The much-awaited pilot runs of ride-hailing motorcycle company Angkas in Metro Manila and Metro Cebu have officially started.
Angkas officials led by George Royeca announced that the technical working group (TWG) of the Department of Transportation (DOTr) had given the go-signal for the test run, which will be conducted over a period of six months. The TWG was formed by the DOTr a few months ago to conduct a feasibility study on the safety and convenience of the app-based motorcycle service for the commuters.
The pilot run will be closely monitored not only by Angkas but also by the DOTr-TWG, the Land Transportation Office (LTO), the Land Transportation Franchising and Regulatory Board (LTFRB), the Philippine National Police–Highway Patrol Group (PNP-HPG), and the Metropolitan Manila Development Authority (MMDA). The data from the pilot run will be collated every month by the monitoring teams, and will eventually be used by the Senate to decide on the fate of a pending bill that would legalize motorcycle taxis.
But before Angkas is allowed to resume operations, the DOTr-TWG has a new condition it must follow: for its 27,000 riders to regularly brief the passengers on safe and proper riding habits.
Angkas is willing and ready to comply. “Ang ating magiging bagong marketing campaign will be focused on the passengers. Kondisyon po ito ng technical working group at ito’y binigyang-diin ni Assistant Secretary Edgar Galvante (of the Land Transportation Office),” says Royeca.
Angkas is hoping its safety campaign will be drilled into the heads of every passenger as the embattled company pushes for zero-accident record. Its current safety record is at 99.997%.
The photos here are just among the many safety campaign materials prepared by Angkas. They focus on correct body position when riding, proper use of helmet, holding on to the rider’s waist (not on his shoulders), and leaning with the rider when the bike is turning, among others.
Another new safety feature to be implemented by Angkas is the use of reflectorized vests with side straps on which passengers can hold on to while the motorcycle is in motion. It also launched a new safety riding campaign for Angkas riders dubbed ‘OKSTOP,’ which stands for overspeeding, ‘kanto’ or proper cornering, ‘singit’ or lane filtering, tailgating, overtaking, and parallel driving.
The safety guidelines specifically state that passengers suffering from epilepsy and heart illness will not be allowed to use Angkas.
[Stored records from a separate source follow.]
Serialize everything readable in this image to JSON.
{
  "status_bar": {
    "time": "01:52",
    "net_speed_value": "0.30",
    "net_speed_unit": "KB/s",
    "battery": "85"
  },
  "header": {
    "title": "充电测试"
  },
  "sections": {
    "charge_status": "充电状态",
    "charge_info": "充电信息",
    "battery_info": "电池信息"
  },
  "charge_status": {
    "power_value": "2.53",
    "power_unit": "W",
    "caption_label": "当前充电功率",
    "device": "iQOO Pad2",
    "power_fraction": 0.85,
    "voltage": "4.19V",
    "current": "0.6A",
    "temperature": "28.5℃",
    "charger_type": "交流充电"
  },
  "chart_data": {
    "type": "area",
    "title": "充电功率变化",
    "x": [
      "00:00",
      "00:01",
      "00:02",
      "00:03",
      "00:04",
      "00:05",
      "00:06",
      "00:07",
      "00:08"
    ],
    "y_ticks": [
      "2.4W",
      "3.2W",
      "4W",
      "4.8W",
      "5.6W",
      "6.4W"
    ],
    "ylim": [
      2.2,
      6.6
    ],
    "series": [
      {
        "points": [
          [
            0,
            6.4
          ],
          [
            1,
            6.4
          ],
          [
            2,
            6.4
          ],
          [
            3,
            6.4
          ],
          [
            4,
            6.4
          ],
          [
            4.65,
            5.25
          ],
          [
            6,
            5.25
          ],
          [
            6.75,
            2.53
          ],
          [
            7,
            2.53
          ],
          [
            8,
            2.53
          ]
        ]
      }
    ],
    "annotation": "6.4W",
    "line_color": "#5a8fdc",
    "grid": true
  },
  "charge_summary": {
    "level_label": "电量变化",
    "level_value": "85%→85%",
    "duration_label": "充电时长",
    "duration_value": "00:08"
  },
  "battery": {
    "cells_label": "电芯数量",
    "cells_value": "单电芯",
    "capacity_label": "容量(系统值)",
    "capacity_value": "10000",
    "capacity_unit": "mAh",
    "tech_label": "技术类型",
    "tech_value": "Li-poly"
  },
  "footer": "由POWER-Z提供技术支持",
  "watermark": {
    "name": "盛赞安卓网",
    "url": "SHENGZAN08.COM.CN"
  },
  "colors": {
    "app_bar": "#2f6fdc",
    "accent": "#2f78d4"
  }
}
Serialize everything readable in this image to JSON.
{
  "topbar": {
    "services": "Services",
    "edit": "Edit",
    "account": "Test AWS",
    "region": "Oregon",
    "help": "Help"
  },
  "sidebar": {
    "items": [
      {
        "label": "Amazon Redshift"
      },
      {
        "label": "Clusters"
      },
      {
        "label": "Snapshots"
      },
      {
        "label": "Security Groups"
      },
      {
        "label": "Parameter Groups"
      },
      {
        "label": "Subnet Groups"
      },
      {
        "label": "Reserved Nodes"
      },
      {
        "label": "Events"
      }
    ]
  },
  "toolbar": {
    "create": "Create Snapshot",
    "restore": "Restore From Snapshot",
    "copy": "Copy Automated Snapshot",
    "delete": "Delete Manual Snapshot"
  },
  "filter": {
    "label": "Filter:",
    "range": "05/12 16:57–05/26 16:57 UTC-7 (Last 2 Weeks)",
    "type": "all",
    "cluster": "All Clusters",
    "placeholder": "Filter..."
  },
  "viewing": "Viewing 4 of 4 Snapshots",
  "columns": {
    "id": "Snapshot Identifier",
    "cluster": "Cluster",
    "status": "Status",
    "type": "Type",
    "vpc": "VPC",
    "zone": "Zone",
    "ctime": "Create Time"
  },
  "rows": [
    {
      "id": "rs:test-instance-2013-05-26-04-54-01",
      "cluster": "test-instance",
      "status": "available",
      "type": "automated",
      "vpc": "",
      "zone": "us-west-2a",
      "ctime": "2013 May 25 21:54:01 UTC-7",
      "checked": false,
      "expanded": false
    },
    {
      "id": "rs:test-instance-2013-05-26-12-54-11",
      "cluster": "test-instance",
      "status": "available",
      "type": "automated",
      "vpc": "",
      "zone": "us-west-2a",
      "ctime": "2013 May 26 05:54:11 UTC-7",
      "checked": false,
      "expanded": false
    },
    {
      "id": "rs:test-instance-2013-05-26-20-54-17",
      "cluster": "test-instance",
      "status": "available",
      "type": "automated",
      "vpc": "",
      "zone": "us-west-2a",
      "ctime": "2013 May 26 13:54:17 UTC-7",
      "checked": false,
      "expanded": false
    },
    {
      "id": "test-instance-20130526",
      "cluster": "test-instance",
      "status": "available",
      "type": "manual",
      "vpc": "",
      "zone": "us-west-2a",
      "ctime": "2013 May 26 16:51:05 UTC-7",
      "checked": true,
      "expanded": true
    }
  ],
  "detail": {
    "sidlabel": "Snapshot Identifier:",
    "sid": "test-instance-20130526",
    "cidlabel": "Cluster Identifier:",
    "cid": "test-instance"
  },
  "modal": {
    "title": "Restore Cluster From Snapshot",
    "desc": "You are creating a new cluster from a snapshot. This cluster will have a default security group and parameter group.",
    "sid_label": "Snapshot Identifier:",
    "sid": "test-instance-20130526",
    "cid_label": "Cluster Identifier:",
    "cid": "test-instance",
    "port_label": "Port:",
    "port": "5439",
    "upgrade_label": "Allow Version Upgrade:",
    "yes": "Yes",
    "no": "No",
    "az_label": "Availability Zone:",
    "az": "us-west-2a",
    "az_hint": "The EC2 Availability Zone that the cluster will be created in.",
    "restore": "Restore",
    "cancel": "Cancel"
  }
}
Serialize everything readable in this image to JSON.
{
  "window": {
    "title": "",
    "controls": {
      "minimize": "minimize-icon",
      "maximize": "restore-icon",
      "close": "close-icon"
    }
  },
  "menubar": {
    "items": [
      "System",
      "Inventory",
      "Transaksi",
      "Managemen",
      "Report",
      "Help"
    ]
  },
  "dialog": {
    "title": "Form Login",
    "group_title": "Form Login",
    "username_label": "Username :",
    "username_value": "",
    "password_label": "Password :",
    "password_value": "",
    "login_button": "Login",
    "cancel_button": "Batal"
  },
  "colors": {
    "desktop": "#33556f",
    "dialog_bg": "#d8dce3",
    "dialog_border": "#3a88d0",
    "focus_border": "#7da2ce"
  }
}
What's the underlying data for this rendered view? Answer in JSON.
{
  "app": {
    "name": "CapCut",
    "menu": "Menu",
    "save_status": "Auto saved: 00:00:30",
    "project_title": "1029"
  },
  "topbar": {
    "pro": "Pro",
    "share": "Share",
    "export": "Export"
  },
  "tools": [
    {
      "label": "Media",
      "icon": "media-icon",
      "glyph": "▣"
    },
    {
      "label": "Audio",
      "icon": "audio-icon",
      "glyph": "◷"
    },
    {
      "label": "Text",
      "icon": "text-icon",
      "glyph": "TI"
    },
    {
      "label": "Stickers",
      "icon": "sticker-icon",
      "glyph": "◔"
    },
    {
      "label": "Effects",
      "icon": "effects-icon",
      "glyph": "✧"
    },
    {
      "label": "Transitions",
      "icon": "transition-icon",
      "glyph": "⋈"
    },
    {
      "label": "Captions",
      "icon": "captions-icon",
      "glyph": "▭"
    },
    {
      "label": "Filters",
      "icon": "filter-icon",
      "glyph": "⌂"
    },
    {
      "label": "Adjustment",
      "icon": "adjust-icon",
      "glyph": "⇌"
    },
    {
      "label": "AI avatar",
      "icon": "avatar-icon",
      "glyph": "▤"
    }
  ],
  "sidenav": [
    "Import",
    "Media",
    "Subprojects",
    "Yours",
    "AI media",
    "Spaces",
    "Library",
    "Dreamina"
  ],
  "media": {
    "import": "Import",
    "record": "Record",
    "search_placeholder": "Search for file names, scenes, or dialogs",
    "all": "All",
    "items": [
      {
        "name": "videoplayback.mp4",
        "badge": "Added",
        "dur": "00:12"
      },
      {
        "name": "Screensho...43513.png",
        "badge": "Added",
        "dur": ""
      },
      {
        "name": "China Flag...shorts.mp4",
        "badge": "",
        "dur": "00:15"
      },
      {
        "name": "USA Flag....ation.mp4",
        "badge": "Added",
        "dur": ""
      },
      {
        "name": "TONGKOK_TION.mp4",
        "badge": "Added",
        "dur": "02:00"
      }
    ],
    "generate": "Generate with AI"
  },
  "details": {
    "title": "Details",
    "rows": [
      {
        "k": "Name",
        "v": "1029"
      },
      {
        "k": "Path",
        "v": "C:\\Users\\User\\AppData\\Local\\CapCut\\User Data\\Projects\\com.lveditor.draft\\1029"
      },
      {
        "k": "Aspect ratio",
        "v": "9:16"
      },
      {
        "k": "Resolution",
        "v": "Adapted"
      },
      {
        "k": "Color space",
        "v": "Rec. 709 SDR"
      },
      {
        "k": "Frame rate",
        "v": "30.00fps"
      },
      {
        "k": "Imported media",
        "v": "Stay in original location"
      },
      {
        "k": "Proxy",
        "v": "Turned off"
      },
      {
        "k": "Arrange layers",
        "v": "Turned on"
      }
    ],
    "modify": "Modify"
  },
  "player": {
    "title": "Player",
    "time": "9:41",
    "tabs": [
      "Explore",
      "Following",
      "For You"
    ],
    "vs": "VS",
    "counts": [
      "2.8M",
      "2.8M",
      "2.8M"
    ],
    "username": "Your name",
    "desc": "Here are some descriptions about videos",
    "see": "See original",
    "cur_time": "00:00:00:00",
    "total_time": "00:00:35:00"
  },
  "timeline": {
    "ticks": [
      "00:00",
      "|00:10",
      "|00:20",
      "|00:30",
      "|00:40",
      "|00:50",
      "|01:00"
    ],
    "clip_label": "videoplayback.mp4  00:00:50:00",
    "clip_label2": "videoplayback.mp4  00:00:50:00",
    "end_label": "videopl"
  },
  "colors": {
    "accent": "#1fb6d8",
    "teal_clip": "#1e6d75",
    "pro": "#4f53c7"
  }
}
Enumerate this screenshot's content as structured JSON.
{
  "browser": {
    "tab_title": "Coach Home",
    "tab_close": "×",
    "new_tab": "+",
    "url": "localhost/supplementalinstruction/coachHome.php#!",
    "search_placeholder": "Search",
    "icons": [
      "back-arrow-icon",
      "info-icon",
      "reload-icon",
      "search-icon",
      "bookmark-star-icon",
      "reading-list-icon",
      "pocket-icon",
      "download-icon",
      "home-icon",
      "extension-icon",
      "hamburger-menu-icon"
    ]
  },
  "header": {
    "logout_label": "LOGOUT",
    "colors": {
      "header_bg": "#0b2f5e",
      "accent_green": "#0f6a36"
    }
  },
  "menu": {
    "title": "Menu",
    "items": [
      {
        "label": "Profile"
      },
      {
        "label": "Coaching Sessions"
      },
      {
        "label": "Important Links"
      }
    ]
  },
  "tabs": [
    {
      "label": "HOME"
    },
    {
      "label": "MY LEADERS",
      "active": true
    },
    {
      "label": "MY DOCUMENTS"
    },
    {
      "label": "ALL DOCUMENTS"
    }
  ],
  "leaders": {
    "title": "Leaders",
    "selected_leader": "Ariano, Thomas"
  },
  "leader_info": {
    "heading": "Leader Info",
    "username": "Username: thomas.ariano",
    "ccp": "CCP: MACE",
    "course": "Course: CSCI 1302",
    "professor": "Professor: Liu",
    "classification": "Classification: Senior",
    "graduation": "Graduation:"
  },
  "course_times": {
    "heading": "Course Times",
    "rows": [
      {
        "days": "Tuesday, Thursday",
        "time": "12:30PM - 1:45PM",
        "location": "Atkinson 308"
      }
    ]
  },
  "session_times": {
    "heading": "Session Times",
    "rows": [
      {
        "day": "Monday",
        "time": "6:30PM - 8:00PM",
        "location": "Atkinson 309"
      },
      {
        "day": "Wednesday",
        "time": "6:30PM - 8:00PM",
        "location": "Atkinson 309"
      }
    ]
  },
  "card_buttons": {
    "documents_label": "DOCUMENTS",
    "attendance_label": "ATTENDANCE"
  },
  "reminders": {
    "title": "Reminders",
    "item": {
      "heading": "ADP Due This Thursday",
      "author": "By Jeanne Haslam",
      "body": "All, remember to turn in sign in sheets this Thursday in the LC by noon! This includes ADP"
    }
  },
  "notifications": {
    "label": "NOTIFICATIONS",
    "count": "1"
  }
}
The same goes for those under the influence of liquor.
How will these safety reminders be disseminated to the riding public? Aside from publishing the campaign materials on print and digital media platforms, Angkas riders are obliged to conduct a safety briefing to the passengers based on the campaign leaflets that they will always carry around while on duty. “It’s just like watching airline crew doing the safety and emergency routine for passengers before a plane would take off,” Royeca explained.
Angkas also staged another re-training program for thousands of its so-called ‘rider-partners’ at the San Andres Complex in Manila as part of the conditions set by the DOTr.
Impressed? Well, we only hope that this whole exercise will not just be ningas-kugon (a common Filipino trait of enthusiastically starting something, only to lose steam later on) so that our legislators can finally be convinced to legalize these motorcycle taxis and help alleviate the plight of the commuters.